Notes: Tasha Tudor Dies; Indie Bookstores Succeed
The Brattleboro Reformer reported that after her first story, Pumpkin Moonshine, was published in 1938, "she illustrated nearly 100 books, the most recent being The Corgiville Christmas, in 2003. She had received many awards and honors, including Caldecott Honors for Mother Goose and 1 is One. Many of her books are printed in foreign languages and distributed around the world." In today's New York Times, her obituary quotes a Times piece from 1941 that said her pictures "have the same fragile beauty of early spring evenings."
Contending that "there are throngs of traditional mom and pop shops making a fine living in the real world (as opposed to the virtual one)," Forbes magazine interviewed a few bricks-and-mortar retailers who exhibit the "courage, creativity and attention to detail" necessary to succeed.
Sarah Galvin, owner of the Bookstore Plus, Lake Placid, N.Y., "just celebrated 35 years in business and is still going strong." Asked how she survives against online and chain competitors, Galvin cited customer education, customer service and focusing extra hard on choosing the right inventory. "With only 2,400 square feet of floor space we have to make sure that every book that we stock deserves the space it takes up," she said. "Our staff regularly reviews every single book in the store."
Andi Allen, owner of Piece of Mind Books, Edwardsville, Ill., was profiled in the Collinsville Herald as an example of an independent bookseller battling "to keep afloat" in an increasingly competitive market.
"One of the things that we've recently added is a recycled books section," Allen said. "I was strictly new books until October. When the chain [bookstore] came in, I thought, 'Well what can we do that they won't do?' And I thought that's something that they won't do."
Allen praised her knowledgeable staff as a key to success: "What makes us strong is that we're very personalized," Allen said. "When you come in, you're talking to people that read books. The books that are on the shelf are books that I've selected. They're not just something that a computer has decided we should have."
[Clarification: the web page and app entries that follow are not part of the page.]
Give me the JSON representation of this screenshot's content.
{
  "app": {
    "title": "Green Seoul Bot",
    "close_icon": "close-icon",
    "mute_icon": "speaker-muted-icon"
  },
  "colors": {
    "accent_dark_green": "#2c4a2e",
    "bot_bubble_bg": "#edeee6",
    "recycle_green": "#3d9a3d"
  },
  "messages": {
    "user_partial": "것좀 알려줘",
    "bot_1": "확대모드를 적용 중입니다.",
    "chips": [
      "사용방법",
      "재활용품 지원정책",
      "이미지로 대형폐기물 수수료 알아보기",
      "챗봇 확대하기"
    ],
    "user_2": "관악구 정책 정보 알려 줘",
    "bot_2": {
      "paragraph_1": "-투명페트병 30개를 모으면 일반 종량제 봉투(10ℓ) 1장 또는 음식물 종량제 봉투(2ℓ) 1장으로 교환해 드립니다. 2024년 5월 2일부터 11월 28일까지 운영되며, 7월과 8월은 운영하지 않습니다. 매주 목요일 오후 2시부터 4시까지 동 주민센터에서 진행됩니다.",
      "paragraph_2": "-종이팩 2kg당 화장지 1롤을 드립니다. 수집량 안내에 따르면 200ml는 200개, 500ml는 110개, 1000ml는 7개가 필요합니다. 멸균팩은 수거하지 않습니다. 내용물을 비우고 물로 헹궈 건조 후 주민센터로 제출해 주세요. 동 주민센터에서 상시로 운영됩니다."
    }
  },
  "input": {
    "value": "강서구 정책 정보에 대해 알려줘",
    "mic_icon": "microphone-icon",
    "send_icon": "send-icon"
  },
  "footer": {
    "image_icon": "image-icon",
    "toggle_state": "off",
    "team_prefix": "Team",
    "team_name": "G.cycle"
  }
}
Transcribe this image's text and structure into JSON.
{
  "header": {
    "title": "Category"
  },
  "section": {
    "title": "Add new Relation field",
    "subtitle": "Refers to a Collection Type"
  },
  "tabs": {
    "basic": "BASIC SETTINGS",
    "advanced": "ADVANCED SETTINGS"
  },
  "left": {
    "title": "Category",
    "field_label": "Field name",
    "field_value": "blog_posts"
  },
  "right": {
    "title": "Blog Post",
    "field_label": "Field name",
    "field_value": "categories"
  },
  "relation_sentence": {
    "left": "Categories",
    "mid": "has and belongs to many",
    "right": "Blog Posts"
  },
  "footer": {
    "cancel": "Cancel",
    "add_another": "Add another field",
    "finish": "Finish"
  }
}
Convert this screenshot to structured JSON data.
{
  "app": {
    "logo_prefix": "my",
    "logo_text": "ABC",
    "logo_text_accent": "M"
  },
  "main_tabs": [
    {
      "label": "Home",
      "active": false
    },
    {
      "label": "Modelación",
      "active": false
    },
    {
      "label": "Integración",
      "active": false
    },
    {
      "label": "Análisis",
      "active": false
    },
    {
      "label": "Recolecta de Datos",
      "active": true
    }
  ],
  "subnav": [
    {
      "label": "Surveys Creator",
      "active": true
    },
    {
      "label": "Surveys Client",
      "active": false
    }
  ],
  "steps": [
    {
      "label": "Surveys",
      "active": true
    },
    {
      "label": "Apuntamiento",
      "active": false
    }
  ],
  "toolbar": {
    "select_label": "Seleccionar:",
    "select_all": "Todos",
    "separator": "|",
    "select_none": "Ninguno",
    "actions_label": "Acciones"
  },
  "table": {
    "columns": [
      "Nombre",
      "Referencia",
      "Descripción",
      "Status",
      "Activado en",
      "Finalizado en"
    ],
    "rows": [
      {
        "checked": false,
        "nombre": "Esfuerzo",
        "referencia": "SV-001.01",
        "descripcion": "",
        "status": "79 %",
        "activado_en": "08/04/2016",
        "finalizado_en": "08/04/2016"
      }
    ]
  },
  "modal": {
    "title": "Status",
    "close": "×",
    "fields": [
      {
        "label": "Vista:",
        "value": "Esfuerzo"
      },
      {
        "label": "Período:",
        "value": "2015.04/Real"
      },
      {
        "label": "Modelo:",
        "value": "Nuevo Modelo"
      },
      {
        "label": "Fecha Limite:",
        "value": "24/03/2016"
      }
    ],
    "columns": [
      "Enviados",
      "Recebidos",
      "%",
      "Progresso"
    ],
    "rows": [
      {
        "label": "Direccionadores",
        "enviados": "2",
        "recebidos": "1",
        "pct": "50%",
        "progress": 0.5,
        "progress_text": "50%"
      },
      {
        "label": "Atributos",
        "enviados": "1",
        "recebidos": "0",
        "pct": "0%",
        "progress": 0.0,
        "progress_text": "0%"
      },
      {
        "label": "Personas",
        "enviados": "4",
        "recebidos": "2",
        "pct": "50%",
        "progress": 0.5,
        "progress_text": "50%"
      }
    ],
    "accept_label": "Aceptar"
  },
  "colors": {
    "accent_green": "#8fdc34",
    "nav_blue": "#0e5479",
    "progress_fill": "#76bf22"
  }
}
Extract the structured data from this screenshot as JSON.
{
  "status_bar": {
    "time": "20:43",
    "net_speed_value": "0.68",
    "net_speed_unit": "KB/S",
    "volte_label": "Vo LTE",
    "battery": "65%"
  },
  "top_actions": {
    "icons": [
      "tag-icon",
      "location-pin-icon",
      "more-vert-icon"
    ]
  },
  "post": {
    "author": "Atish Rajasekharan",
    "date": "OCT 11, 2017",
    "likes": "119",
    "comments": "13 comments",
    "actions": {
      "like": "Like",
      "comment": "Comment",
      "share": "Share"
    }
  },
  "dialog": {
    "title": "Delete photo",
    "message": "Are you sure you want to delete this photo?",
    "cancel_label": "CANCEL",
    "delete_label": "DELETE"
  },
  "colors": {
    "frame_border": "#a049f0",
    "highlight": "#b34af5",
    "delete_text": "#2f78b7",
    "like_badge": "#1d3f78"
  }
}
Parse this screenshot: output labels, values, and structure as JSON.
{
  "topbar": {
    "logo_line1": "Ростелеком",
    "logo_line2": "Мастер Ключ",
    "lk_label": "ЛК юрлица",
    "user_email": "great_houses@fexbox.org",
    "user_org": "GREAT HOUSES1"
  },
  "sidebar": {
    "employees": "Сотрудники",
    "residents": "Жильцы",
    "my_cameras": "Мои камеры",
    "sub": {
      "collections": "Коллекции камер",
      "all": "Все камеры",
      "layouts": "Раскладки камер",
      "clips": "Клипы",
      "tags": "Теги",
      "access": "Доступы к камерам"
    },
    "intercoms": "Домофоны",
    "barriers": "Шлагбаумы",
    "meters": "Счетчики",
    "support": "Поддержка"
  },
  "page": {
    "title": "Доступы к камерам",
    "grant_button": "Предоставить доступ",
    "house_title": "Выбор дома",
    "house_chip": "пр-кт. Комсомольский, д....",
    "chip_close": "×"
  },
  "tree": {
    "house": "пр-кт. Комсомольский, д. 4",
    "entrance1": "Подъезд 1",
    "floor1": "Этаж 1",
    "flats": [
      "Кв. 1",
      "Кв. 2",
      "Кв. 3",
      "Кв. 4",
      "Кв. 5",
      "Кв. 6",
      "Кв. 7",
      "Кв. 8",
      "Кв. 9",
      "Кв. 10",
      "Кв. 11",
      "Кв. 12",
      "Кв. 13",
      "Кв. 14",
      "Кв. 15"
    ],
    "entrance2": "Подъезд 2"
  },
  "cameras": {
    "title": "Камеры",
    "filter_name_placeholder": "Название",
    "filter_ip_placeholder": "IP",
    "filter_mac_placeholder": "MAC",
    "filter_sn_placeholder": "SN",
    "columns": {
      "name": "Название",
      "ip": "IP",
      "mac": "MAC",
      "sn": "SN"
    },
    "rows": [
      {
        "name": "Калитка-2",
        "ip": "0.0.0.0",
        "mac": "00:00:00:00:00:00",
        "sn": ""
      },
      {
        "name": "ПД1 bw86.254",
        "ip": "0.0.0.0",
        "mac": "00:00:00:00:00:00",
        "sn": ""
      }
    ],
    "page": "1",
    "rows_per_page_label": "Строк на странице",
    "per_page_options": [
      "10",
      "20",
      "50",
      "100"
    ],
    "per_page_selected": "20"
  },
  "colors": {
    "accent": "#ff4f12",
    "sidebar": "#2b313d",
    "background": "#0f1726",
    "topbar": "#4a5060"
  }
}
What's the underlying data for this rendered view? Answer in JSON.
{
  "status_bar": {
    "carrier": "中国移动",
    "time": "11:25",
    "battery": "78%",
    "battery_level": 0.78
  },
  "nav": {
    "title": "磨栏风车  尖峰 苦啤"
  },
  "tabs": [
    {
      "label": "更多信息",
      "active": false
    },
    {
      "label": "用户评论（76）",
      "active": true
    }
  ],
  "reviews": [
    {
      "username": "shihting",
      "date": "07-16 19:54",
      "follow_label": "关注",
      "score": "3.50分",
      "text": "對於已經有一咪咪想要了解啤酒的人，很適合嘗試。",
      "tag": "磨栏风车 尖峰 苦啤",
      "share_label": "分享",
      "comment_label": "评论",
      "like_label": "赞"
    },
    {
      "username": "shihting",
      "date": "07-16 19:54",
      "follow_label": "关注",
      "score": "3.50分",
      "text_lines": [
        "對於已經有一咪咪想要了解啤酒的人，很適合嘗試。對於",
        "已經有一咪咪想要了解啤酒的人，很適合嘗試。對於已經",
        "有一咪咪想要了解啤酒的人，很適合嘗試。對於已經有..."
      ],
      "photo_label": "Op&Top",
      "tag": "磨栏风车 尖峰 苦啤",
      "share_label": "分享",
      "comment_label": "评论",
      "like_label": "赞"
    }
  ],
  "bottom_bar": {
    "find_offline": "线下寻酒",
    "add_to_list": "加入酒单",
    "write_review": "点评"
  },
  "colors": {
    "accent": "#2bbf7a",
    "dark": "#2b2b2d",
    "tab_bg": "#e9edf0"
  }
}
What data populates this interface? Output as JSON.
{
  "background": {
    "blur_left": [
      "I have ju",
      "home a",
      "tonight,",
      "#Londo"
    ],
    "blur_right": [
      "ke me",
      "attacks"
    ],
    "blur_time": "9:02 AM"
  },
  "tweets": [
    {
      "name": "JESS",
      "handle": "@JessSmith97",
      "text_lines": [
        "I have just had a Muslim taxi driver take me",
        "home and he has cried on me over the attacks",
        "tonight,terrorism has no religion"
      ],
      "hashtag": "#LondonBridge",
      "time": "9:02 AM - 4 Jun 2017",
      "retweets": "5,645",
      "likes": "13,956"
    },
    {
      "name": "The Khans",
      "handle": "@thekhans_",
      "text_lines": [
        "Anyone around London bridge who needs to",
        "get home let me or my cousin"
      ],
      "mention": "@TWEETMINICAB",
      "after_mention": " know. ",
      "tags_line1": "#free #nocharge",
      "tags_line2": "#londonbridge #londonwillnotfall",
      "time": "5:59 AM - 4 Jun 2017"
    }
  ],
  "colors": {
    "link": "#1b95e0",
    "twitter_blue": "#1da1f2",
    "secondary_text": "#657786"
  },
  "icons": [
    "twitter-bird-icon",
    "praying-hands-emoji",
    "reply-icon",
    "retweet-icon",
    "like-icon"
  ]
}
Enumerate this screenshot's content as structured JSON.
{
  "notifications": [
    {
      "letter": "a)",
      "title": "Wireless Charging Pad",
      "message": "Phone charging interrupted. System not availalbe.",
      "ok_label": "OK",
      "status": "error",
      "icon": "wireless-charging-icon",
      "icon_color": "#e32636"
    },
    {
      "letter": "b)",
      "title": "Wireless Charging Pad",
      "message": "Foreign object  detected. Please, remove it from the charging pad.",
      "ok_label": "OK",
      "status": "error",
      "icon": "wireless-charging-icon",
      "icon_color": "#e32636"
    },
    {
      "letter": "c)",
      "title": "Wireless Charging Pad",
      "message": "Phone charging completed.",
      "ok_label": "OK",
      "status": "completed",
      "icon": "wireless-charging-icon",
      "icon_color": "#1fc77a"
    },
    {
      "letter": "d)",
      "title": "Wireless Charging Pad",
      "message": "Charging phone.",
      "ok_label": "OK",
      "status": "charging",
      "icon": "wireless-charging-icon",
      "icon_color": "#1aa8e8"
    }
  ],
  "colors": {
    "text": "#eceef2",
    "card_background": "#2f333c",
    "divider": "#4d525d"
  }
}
Bookselling this Week reported on several booksellers "who are reaching out to other local independent businesses in their communities" by using the materials available in the IndieBound Literary Liberation Box.
"I hadn't expect it to be accepted by non-bookstores so easily," said Morley Horder of Eagle Harbor Book Company, Bainbridge Island, Wash., adding, "One thing I really want to do is get all the other trade associations, hardware associations for example, in on this so indies across the country are united by IndieBound. I think it's big enough and well thought out enough to make that happen."
Sarah Loftus of the Bookworm's Attic, Huntington, W. Va., said the IndieBound program "seems targeted toward a younger, hipper market, which fits with what I'm trying to do. It suggests that if you're looking for something more interesting, come to an indie store. And that's how I'm differentiating between the chains and us."
The University of Michigan Press will cease distributing independent publisher Pluto Press as of December 31. The Chronicle of Higher Education reported that the decision was prompted in part by controversy last year regarding one of Pluto's books, Overcoming Zionism by Joel Kovel, which "led the university to take the unusual step of drafting guidelines to govern its press's distribution and marketing agreements." Inside Higher Ed also offered perspective on the announcement.
Today's Wall Street Journal tracks the birth and nurturing of what just might be the next big fiction bestseller.
If the "thought of a dog-eared, mucus-smeared paperback is too much to bear," you may agree with the Guardian's fastidious book blogger Chas Newkey-Burden, who confessed to being "digestively squeamish about used books."
Owners and staff of independent bookstores in the five boroughs of New York City are invited to attend a second meeting about the formation of a citywide booksellers alliance. The agenda will focus on finalizing a name and forming committees to work on tasks that have been identified as priorities. The group encourages bookstores to send a representative to the meeting, which will take place next Thursday, June 26, 10:30 a.m.-12:30 p.m. at Random House (1745 Broadway, 14th Floor, Dr. Seuss Room). To be admitted to the building, anyone planning to attend must R.S.V.P. to firstname.lastname@example.org.
Some 30 booksellers representing 20 independent bookstores in New York participated in the last meeting, which took place in May. The group estimates that there are more than 70 independently owned bookshops in the city.
In celebration of the 100th anniversary of L.M. Montgomery's classic Anne of Green Gables, the Association of American University Presses's Books for Understanding program offers a brief list of scholarly editions of the novel, biographies and papers, and critical appreciations of the role Montgomery's characters and places have played in literature, Canadian culture and world-wide popular memory.